Philosophies 2 (2):11 (2017)

Abstract
In An Introduction to Probability Theory and its Applications, W. Feller established a way of ending the St. Petersburg paradox by the introduction of an entrance fee, and provided it for the case in which the game is played with a fair coin. A natural generalization of his method is to establish the entrance fee for the case in which the probability of heads is θ. The deduction of those fees is the main result of Section 2. We then propose a Bayesian approach to the problem. When the probability of heads is θ the expected gain of the St. Petersburg game is finite, therefore there is no paradox. However, if one takes θ as a random variable assuming values in the paradox may hold, which is counter-intuitive. In Section 3 we determine necessary conditions for the absence of paradox in the Bayesian approach and in Section 4 we establish the entrance fee for the case in which θ is uniformly distributed in, for in this case there is a paradox.
Keywords No keywords specified (fix it)
Categories No categories specified
(categorize this paper)
DOI 10.3390/philosophies2020011
Options
Edit this record
Mark as duplicate
Export citation
Find it on Scholar
Request removal from index
Revision history

Download options

PhilArchive copy


Upload a copy of this paper     Check publisher's policy     Papers currently archived: 64,037
External links

Setup an account with your affiliations in order to access resources via your University's proxy server
Configure custom proxy (use this if your affiliation does not provide a proxy)
Through your library

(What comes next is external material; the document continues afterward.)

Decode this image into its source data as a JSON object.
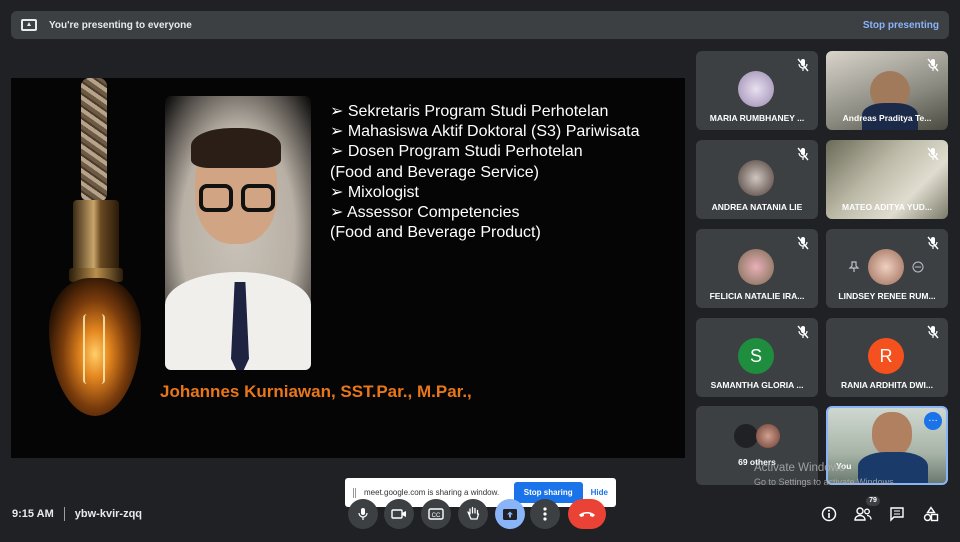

References found in this work BETA

No references found.

Add more references

Citations of this work BETA

No citations found.

Add more citations

Similar books and articles

Dissolving the Star-Tree Paradox.Bengt Autzen - 2016 - Biology and Philosophy 31 (3):409-419.
The St. Petersburg Gamble and Risk.Paul Weirich - 1984 - Theory and Decision 17 (2):193-202.
On the Normative Dimension of St. Petersburg Paradox.David Teira - 2006 - Studies in History and Philosophy of Science 37 (2):210-23.
On the Normative Dimension of the St. Petersburg Paradox.David Teira - 2006 - Studies in History and Philosophy of Science Part A 37 (2):210-223.
The Enigma Of Probability.Nick Ergodos - 2014 - Journal of Cognition and Neuroethics 2 (1):37-71.
A New Bayesian Solution to the Paradox of the Ravens.Susanna Rinard - 2014 - Philosophy of Science 81 (1):81-100.
“The Ravens Paradox” is a Misnomer.Roger Clarke - 2010 - Synthese 175 (3):427-440.
Vexing Expectations.Harris Nover & Alan Hájek - 2004 - Mind 113 (450):237-249.
Why Bayesians Needn’T Be Afraid of Observing Many Non-Black Non-Ravens.Florian F. Schiller - 2012 - Journal for General Philosophy of Science / Zeitschrift für Allgemeine Wissenschaftstheorie 43 (1):77-88.
Complex Expectations.Alan Hájek & Harris Nover - 2008 - Mind 117 (467):643 - 664.
Evidence.Victor DiFate - 2007 - Internet Encyclopedia of Philosophy.

Analytics

Added to PP index
2019-01-17

Total views
5 ( #1,176,936 of 2,454,407 )

Recent downloads (6 months)
1 ( #449,346 of 2,454,407 )

How can I increase my downloads?

Downloads

My notes